by Barbara Rocha

Studies show that fear of public speaking is most people's worst fear - worse than the fear of death, poverty, or total incapacity. Once you change the head, the body's easy.

Think of it: people would rather die than speak in public. In fact, some briefly toy with the idea of an accident or illness just serious enough to get out of a speaking assignment.

That's scary. Why? Because the fear of public speaking is actually a choice for most people - an unconscious choice, but a choice, nonetheless. We choose to be afraid by default.

Think of the fear of public speaking as the default margins in your computer: If you don't set some other margin, you get the one already set in the machine - the default margin.

If that's true, how do you choose not to be afraid? If it's so easy, why doesn't everyone do it? And why do so many experts say you'll always be nervous, and that if you aren't you'll be boring?

People don't do it because they don't know it's possible. They assume nervousness is necessary and they just have to tough it out.

Here are two reasons people say they're always nervous, and that it's necessary in order to be good:

People assume because they're always nervous that no one can get over it, and they're confusing happy adrenaline with fear adrenaline.

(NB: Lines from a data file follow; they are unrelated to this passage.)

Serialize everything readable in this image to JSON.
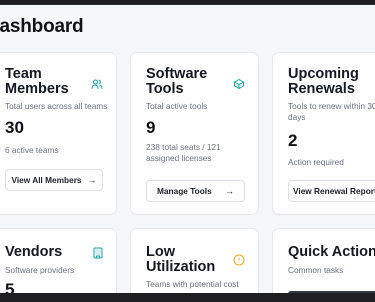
{
  "page": {
    "title": "Dashboard"
  },
  "cards": {
    "team": {
      "title": "Team\nMembers",
      "desc": "Total users across all teams",
      "value": "30",
      "sub": "6 active teams",
      "button": "View All Members",
      "icon": "users-icon"
    },
    "software": {
      "title": "Software\nTools",
      "desc": "Total active tools",
      "value": "9",
      "sub": "238 total seats / 121\nassigned licenses",
      "button": "Manage Tools",
      "icon": "box-icon"
    },
    "renewals": {
      "title": "Upcoming\nRenewals",
      "desc": "Tools to renew within 30\ndays",
      "value": "2",
      "sub": "Action required",
      "button": "View Renewal Report"
    },
    "vendors": {
      "title": "Vendors",
      "desc": "Software providers",
      "value": "5",
      "icon": "building-icon"
    },
    "utilization": {
      "title": "Low\nUtilization",
      "desc": "Teams with potential cost",
      "icon": "alert-circle-icon"
    },
    "quick": {
      "title": "Quick Actions",
      "desc": "Common tasks"
    }
  },
  "colors": {
    "accent_icon": "#1aa3a3",
    "warning_icon": "#e0a526",
    "brand_dark": "#111318"
  }
}
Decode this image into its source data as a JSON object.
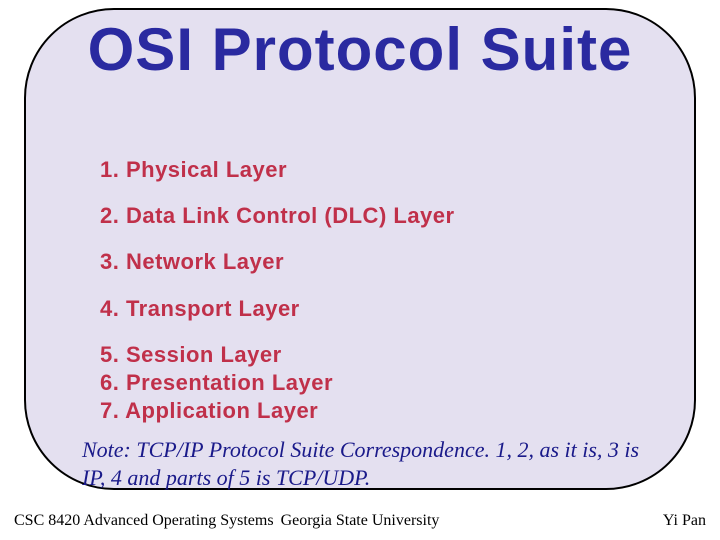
{
  "title": "OSI Protocol Suite",
  "layers": {
    "l1": "1. Physical Layer",
    "l2": "2. Data Link Control (DLC) Layer",
    "l3": "3. Network Layer",
    "l4": "4. Transport Layer",
    "l5": "5. Session Layer",
    "l6": "6. Presentation Layer",
    "l7": "7. Application Layer"
  },
  "note": "Note: TCP/IP Protocol Suite Correspondence. 1, 2, as it is, 3 is IP, 4 and parts of 5 is TCP/UDP.",
  "footer": {
    "left": "CSC 8420 Advanced Operating Systems",
    "center": "Georgia State University",
    "right": "Yi Pan"
  },
  "colors": {
    "title": "#2a2aa0",
    "item": "#c0304a",
    "note": "#1a1a8a",
    "panel": "#e4e0f0"
  }
}
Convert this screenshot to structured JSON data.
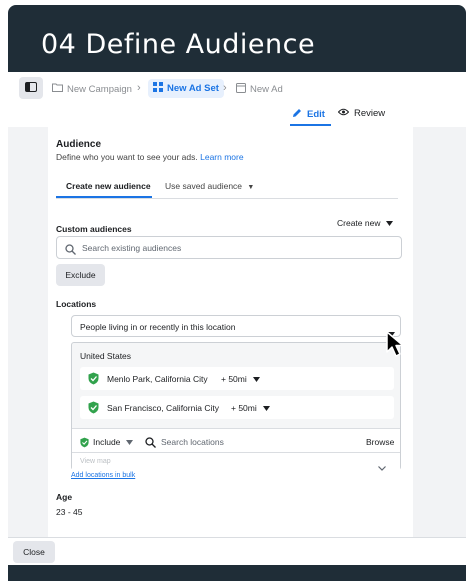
{
  "header": {
    "title": "04 Define Audience"
  },
  "breadcrumb": {
    "items": [
      {
        "label": "New Campaign"
      },
      {
        "label": "New Ad Set"
      },
      {
        "label": "New Ad"
      }
    ]
  },
  "mode_tabs": {
    "edit": "Edit",
    "review": "Review"
  },
  "audience": {
    "title": "Audience",
    "description": "Define who you want to see your ads.",
    "learn_more": "Learn more",
    "tabs": {
      "create": "Create new audience",
      "saved": "Use saved audience"
    }
  },
  "custom_audiences": {
    "label": "Custom audiences",
    "create_new": "Create new",
    "search_placeholder": "Search existing audiences",
    "exclude_button": "Exclude"
  },
  "locations": {
    "label": "Locations",
    "selector_value": "People living in or recently in this location",
    "country": "United States",
    "items": [
      {
        "name": "Menlo Park, California City",
        "radius": "+ 50mi"
      },
      {
        "name": "San Francisco, California City",
        "radius": "+ 50mi"
      }
    ],
    "include_label": "Include",
    "search_placeholder": "Search locations",
    "browse": "Browse",
    "view_map": "View map",
    "bulk_link": "Add locations in bulk"
  },
  "age": {
    "label": "Age",
    "value": "23 - 45"
  },
  "footer": {
    "close_button": "Close"
  },
  "colors": {
    "accent": "#1b74e4",
    "header_bg": "#1f2d37",
    "pin_green": "#31a24c"
  }
}
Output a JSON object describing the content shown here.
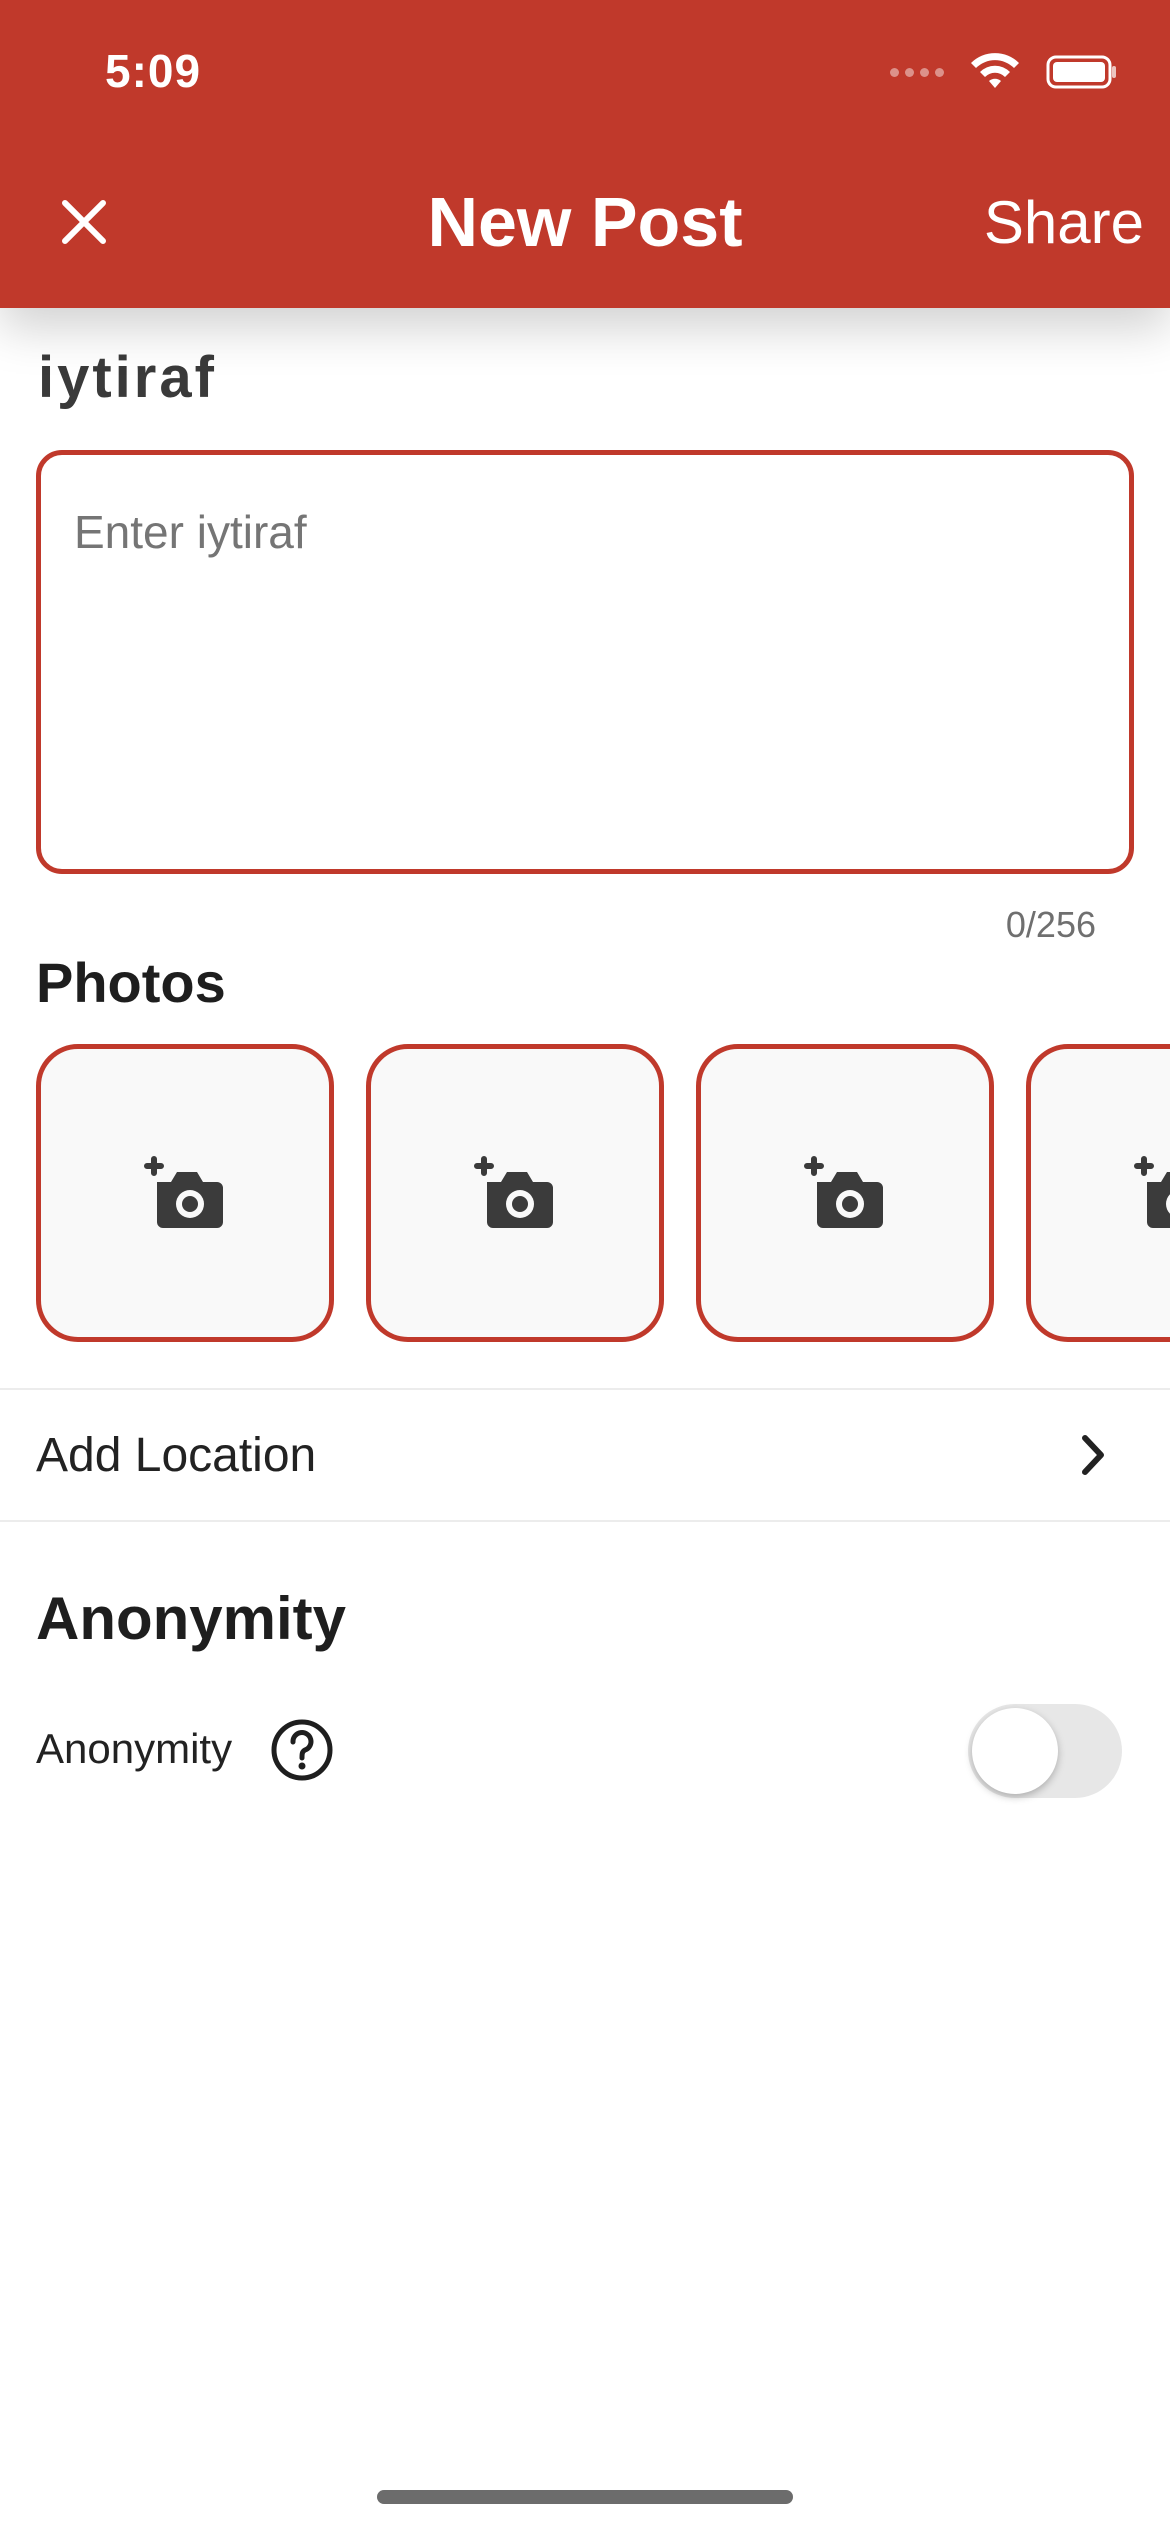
{
  "status_bar": {
    "time": "5:09"
  },
  "header": {
    "title": "New Post",
    "share_label": "Share",
    "close_icon": "close-icon"
  },
  "form": {
    "section_label": "iytiraf",
    "text_placeholder": "Enter iytiraf",
    "text_value": "",
    "char_count": "0/256"
  },
  "photos": {
    "title": "Photos",
    "slots": [
      {
        "icon": "add-photo-icon"
      },
      {
        "icon": "add-photo-icon"
      },
      {
        "icon": "add-photo-icon"
      },
      {
        "icon": "add-photo-icon"
      }
    ]
  },
  "location": {
    "label": "Add Location",
    "icon": "chevron-right-icon"
  },
  "anonymity": {
    "title": "Anonymity",
    "label": "Anonymity",
    "help_icon": "help-circle-icon",
    "enabled": false
  },
  "colors": {
    "accent": "#c0392b",
    "background": "#ffffff",
    "toggle_off": "#e7e7e7"
  }
}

Remember, being nervous is only the default position; you don't have to go with the default setting. Instead, you can program yourself to think about your ideas and how they affect the audience.